Given that roughly 70 percent of whitebark pine range falls within the National Forest System, the U.S. Forest Service has the lead role in saving this threatened tree. This begins with planting lots more whitebark pine each year to replace those that have been lost. Recent analysis shows that our national forests have 1.9 million acres of reforestation potential within the range of whitebark pine across the western states. That is enough to plant more than 500 million trees.

But capturing this potential is a challenge, because whitebark pine seedlings are expensive to produce, and the areas that need replanting are often remote. More funding is needed to lead the recovery effort.

The bipartisan REPLANT Act can help. This historic legislation would remove an outdated cap on the federal Reforestation Trust Fund, thereby quadrupling annual funding available to the U.S. Forest Service up to $120 million. That is enough to plant and naturally regenerate 120 million trees per year, including lots more whitebark pine.

In addition to planting more whitebark pine, it is imperative to replant specially cultivated seedlings that have natural resilience to blister rust and other forest health threats. This is accomplished by collecting seeds from resilient “survivor trees” and growing them into seedlings in nurseries.

Skilled tree climbers place cages around the cones of whitebark pines in the summer to prevent animals from eating the seeds. The seeds are collected a few months later and brought to tree nurseries.

Increased funding from the Reforestation Trust Fund can help here, too, because it also helps to support and expand federal nursery capacity. That means additional funding through the REPLANT Act can be used by the U.S. Forest Service to ramp up production of resilient whitebark pine seedlings.

We need these special trees. Whitebark pine provide a key food source for grizzly bear and other species that roam these mountains, because whitebark pine seeds have as much fat as a stick of butter. Whitebark pine also help to maintain snowpack, which is good for skiers and helps to regulate drinking water supplies that flow from these mountains.
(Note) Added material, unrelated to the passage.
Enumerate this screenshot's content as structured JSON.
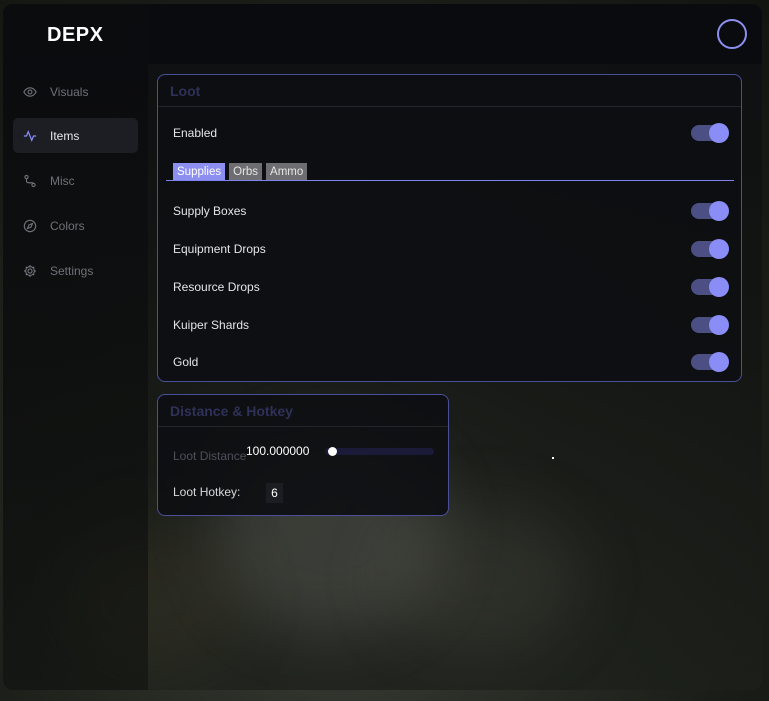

Whitebark pine are an ecological keystone.

Whitebark pine recovery can also fuel economic recovery from COVID-19. Every $1 million invested in reforestation can support as many as 39.7 jobs in rural communities throughout the whitebark pine range that urgently need them.

My organization, American Forests, has been working to protect whitebark pine since 1999, including hosting a National Whitebark Pine Summit in 2017. We have planted 700,000 whitebark pine in the United States and Canada — 40% of all whitebark pine plantings since 2006 — and have seen first-hand the potential to save this species by using science-based forestry practices. We are nearing completion of a science-based recovery plan, in partnership with the Whitebark Pine Ecosystem Foundation and U.S. Forest Service, to identify priority planting areas for the whole whitebark pine range. The groundwork is laid for recovery.

James Lozeau of the Confederated Salish and Kootenai Tribe stores whitebark pine seeds at his tribe’s tree nursery in Montana.

Leadership for whitebark pine is coming from all directions. This includes a new nursery for resilient seedlings developed by the Confederated Salish and Kootenai Tribe, and leadership from the Bureau of Land Management to accelerate replanting and tree protection. Corporations including CLIF Bar, Salesforce and Eddie Bauer are providing private match funding for federal dollars, such as a project this year to plant 50,500 whitebark pine on the Custer-Gallatin National Forest.

Saving whitebark pine will save our summits, and help support economic recovery. When you consider the public benefits at stake and many diverse partners at the ready, it is clear whitebark pine recovery is the kind of initiative America needs to Build Back Better together. Let’s pass the REPLANT Act and get to work.

*All photos taken by Morgan Heim and Jenny Nichols for American Forests



American Forests

American Forests inspires and advances the restoration of forests, which are essential to life.